It was Fukudome's third game-winning RBI of the season and his second big hit of the game. He entered as a pinch-hitter in the eighth with the Cubs trailing, 2-1, and singled off Michael Wuertz. Fukudome moved up on Marlon Byrd's infield hit that third baseman Kevin Kouzmanoff deflected and again when Derrek Lee walked to load the bases and chase Wuertz. Nady hit a sacrifice fly off Andrew Bailey to tie the game.

"Obviously, you want everybody to be hot but realistically speaking, it's like what you saw today with [Fukudome]," Theriot said. "That stuff goes a long way more than somebody getting four hits -- those two hits he got were big hits."

Wells began his self-proclaimed new season with a no-decision. Wells said before Thursday's game he was starting over and was now more over the rubber. He got advice from four-time Cy Young Award winner Greg Maddux plus pitching coach Larry Rothschild.

"It was nice to get through the first inning," Wells said. "It's unfortunate it took this long to get the problem fixed."

One of his goals was to avoid trouble pitching out of the stretch. Wells gave up an "uh oh, here we go again" double down the left-field line to leadoff hitter Rajai Davis but escaped a potential mess by retiring the next three hitters.

Jeff Baker put the Cubs on the board with a solo homer with one out in the first and Davis tied it with an RBI single with two outs in the Oakland fifth. Mark Ellis put the A's ahead when drove a 3-2 pitch from Wells into the left-field seats in the seventh for his second homer.

Wells finished the inning but not without a visit from Piniella before Conor Jackson's at-bat.

"I had a good feeling we were going to win the game," Wells said. "I told [Piniella] I was going to win the game. I said, 'Just give me a chance,' and he said, 'Last batter.'"

Wells got Jackson to pop up, and did not get the win. Still, he was nearly as happy as Sasaki.

"Winning ballgames is what it's all about," Wells said. "How it happens, how we get to the last run in the ninth doesn't matter. It's all about turning that radio loud in the clubhouse and celebrating.
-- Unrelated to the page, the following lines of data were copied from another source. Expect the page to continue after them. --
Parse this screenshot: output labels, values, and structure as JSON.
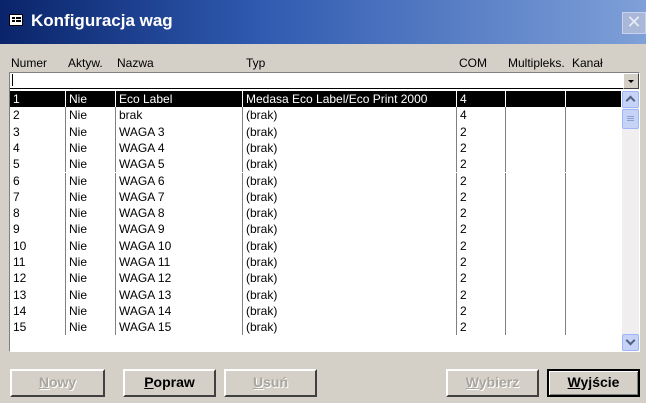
{
  "window": {
    "title": "Konfiguracja wag",
    "close_glyph": "✕"
  },
  "columns": [
    "Numer",
    "Aktyw.",
    "Nazwa",
    "Typ",
    "COM",
    "Multipleks.",
    "Kanał"
  ],
  "filter": {
    "value": ""
  },
  "rows": [
    {
      "num": "1",
      "aktyw": "Nie",
      "nazwa": "Eco Label",
      "typ": "Medasa Eco Label/Eco Print 2000",
      "com": "4",
      "selected": true
    },
    {
      "num": "2",
      "aktyw": "Nie",
      "nazwa": "brak",
      "typ": "(brak)",
      "com": "4"
    },
    {
      "num": "3",
      "aktyw": "Nie",
      "nazwa": "WAGA 3",
      "typ": "(brak)",
      "com": "2"
    },
    {
      "num": "4",
      "aktyw": "Nie",
      "nazwa": "WAGA 4",
      "typ": "(brak)",
      "com": "2"
    },
    {
      "num": "5",
      "aktyw": "Nie",
      "nazwa": "WAGA 5",
      "typ": "(brak)",
      "com": "2"
    },
    {
      "num": "6",
      "aktyw": "Nie",
      "nazwa": "WAGA 6",
      "typ": "(brak)",
      "com": "2"
    },
    {
      "num": "7",
      "aktyw": "Nie",
      "nazwa": "WAGA 7",
      "typ": "(brak)",
      "com": "2"
    },
    {
      "num": "8",
      "aktyw": "Nie",
      "nazwa": "WAGA 8",
      "typ": "(brak)",
      "com": "2"
    },
    {
      "num": "9",
      "aktyw": "Nie",
      "nazwa": "WAGA 9",
      "typ": "(brak)",
      "com": "2"
    },
    {
      "num": "10",
      "aktyw": "Nie",
      "nazwa": "WAGA 10",
      "typ": "(brak)",
      "com": "2"
    },
    {
      "num": "11",
      "aktyw": "Nie",
      "nazwa": "WAGA 11",
      "typ": "(brak)",
      "com": "2"
    },
    {
      "num": "12",
      "aktyw": "Nie",
      "nazwa": "WAGA 12",
      "typ": "(brak)",
      "com": "2"
    },
    {
      "num": "13",
      "aktyw": "Nie",
      "nazwa": "WAGA 13",
      "typ": "(brak)",
      "com": "2"
    },
    {
      "num": "14",
      "aktyw": "Nie",
      "nazwa": "WAGA 14",
      "typ": "(brak)",
      "com": "2"
    },
    {
      "num": "15",
      "aktyw": "Nie",
      "nazwa": "WAGA 15",
      "typ": "(brak)",
      "com": "2"
    }
  ],
  "buttons": {
    "nowy": {
      "label": "Nowy",
      "enabled": false
    },
    "popraw": {
      "label": "Popraw",
      "enabled": true
    },
    "usun": {
      "label": "Usuń",
      "enabled": false
    },
    "wybierz": {
      "label": "Wybierz",
      "enabled": false
    },
    "wyjscie": {
      "label": "Wyjście",
      "enabled": true
    }
  },
  "colors": {
    "title_start": "#0a246a",
    "title_end": "#7fa0d8",
    "face": "#d4d0c8",
    "selection": "#000000"
  },
  "icons": {
    "title": "form-icon",
    "close": "close-icon",
    "dropdown": "chevron-down-icon"
  }
}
Any win is good, winning the series is huge."

Carrie Muskat is a reporter for MLB.com. This story was not subject to the approval of Major League Baseball or its clubs.